WHAT IS BEING ASKED:
Pick out the lines below that include the string "demo".

DATA FOR PROCESSING:

::::::::::

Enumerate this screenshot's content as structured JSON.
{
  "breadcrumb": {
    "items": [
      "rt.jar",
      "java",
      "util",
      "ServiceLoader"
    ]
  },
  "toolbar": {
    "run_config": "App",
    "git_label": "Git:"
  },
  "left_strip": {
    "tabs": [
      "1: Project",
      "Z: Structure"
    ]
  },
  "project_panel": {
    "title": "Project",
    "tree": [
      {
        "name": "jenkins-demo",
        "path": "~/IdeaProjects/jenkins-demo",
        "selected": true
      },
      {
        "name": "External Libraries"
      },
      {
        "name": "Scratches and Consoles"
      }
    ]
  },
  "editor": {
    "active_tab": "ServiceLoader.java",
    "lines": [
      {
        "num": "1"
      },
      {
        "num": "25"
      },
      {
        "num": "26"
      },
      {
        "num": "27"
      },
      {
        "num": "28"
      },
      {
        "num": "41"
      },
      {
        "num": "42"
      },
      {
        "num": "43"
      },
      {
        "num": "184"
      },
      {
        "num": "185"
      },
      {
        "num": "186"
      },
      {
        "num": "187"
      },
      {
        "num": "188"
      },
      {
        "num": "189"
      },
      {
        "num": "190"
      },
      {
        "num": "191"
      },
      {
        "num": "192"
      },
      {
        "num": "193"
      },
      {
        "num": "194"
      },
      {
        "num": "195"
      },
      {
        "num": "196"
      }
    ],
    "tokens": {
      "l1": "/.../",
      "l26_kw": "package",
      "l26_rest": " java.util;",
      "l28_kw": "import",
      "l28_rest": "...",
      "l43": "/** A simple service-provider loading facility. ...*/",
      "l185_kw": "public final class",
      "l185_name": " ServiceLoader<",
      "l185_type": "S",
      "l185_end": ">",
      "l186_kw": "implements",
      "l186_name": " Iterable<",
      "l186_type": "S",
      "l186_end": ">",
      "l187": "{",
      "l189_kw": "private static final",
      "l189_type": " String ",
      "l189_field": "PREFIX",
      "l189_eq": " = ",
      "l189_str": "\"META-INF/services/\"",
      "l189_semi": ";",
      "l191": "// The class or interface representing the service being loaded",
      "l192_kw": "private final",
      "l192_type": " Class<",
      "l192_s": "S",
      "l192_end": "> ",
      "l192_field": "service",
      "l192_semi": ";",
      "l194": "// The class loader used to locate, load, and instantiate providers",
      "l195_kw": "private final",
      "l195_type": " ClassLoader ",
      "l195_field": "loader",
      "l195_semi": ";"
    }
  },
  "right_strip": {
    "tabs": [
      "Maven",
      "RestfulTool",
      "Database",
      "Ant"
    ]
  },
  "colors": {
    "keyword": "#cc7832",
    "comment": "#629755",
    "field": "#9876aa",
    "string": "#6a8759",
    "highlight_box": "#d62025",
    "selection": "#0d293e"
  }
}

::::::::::

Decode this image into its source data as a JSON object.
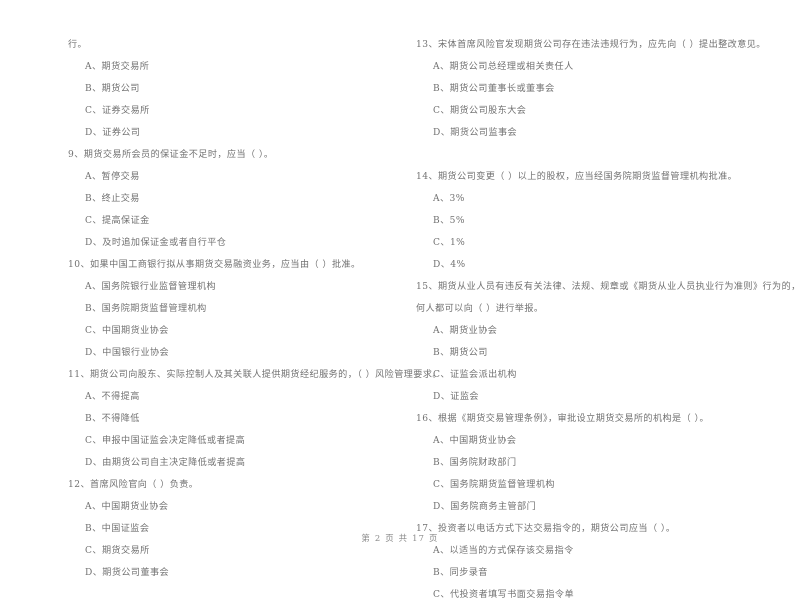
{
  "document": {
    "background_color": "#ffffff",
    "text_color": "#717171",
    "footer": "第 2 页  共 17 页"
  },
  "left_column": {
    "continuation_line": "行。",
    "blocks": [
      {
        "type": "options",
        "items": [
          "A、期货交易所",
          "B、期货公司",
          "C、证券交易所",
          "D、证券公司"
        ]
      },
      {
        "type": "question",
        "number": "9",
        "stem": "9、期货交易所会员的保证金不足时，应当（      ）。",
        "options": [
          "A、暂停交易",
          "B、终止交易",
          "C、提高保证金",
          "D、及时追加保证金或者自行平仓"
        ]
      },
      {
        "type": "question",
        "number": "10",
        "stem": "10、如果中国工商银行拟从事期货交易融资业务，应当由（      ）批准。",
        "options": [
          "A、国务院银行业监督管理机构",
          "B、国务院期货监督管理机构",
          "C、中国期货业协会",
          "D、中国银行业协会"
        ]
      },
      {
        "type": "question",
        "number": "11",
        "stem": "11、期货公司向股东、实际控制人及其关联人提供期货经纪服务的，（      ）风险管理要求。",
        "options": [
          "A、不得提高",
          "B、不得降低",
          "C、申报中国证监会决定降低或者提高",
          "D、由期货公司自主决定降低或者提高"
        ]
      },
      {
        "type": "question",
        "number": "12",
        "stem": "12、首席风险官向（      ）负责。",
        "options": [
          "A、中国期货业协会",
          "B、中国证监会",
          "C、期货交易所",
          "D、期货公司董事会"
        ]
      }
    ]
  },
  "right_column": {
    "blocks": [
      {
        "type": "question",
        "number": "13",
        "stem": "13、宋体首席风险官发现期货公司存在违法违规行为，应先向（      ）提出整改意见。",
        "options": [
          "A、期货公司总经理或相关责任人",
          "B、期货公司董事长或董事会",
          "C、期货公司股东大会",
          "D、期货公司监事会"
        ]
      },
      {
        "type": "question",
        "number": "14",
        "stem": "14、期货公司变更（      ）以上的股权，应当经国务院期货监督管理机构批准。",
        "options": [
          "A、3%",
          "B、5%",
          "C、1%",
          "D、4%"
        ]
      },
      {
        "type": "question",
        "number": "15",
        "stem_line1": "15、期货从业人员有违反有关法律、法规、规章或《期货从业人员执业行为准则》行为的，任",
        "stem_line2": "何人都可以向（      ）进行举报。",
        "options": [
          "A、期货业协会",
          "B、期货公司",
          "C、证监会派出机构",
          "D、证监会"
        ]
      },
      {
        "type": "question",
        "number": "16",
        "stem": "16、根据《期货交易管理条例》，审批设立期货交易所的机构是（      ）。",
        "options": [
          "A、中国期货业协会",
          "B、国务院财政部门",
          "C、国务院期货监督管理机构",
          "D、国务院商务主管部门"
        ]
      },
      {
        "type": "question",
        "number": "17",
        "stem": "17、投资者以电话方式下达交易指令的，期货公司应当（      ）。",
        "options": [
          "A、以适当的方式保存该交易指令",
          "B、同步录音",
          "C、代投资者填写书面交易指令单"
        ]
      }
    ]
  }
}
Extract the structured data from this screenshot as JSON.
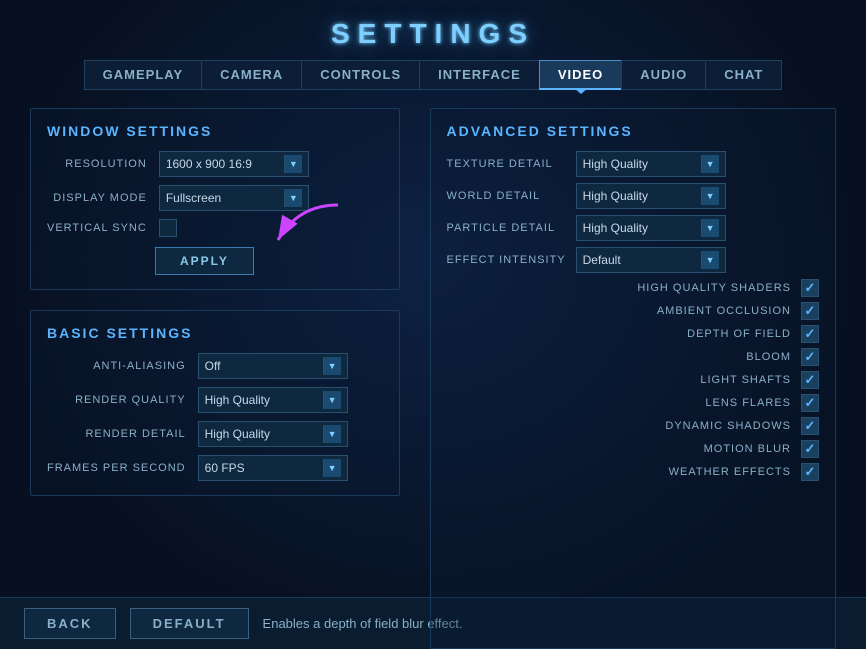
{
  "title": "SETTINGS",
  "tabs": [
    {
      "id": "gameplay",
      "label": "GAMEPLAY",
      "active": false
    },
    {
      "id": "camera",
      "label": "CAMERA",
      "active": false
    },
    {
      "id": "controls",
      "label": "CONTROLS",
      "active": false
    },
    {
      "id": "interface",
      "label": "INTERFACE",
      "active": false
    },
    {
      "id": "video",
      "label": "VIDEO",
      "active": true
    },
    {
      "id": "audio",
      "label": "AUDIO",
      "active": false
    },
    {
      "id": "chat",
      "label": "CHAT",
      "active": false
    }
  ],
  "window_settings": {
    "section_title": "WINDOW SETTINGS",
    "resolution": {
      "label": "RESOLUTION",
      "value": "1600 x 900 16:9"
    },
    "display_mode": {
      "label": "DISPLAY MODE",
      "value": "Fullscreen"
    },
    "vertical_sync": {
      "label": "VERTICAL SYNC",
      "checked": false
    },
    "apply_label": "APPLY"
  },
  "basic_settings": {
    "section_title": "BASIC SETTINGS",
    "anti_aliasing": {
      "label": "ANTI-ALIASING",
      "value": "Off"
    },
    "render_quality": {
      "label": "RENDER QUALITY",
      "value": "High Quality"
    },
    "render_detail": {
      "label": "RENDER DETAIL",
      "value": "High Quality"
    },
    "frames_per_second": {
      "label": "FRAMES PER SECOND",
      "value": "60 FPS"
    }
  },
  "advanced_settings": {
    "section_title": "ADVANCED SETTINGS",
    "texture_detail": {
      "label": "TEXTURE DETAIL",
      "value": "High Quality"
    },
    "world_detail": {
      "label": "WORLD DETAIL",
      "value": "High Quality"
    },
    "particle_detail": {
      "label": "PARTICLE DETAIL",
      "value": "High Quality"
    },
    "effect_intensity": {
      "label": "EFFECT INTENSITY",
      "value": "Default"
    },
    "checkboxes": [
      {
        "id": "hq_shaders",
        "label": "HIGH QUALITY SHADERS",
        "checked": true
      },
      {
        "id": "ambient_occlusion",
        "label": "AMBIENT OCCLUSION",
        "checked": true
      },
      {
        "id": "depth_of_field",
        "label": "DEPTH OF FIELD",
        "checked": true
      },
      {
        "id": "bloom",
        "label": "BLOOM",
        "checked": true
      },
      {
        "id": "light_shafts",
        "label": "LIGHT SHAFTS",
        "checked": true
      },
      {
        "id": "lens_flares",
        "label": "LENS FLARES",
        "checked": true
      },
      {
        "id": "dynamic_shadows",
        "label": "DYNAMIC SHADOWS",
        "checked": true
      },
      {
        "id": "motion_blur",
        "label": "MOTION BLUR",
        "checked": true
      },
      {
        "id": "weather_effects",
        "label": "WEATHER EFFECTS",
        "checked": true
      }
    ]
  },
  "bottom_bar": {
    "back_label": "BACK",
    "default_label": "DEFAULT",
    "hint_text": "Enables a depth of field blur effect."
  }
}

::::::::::

COMPLETED TASK:
        "name": "jenkins-demo",
        "path": "~/IdeaProjects/jenkins-demo",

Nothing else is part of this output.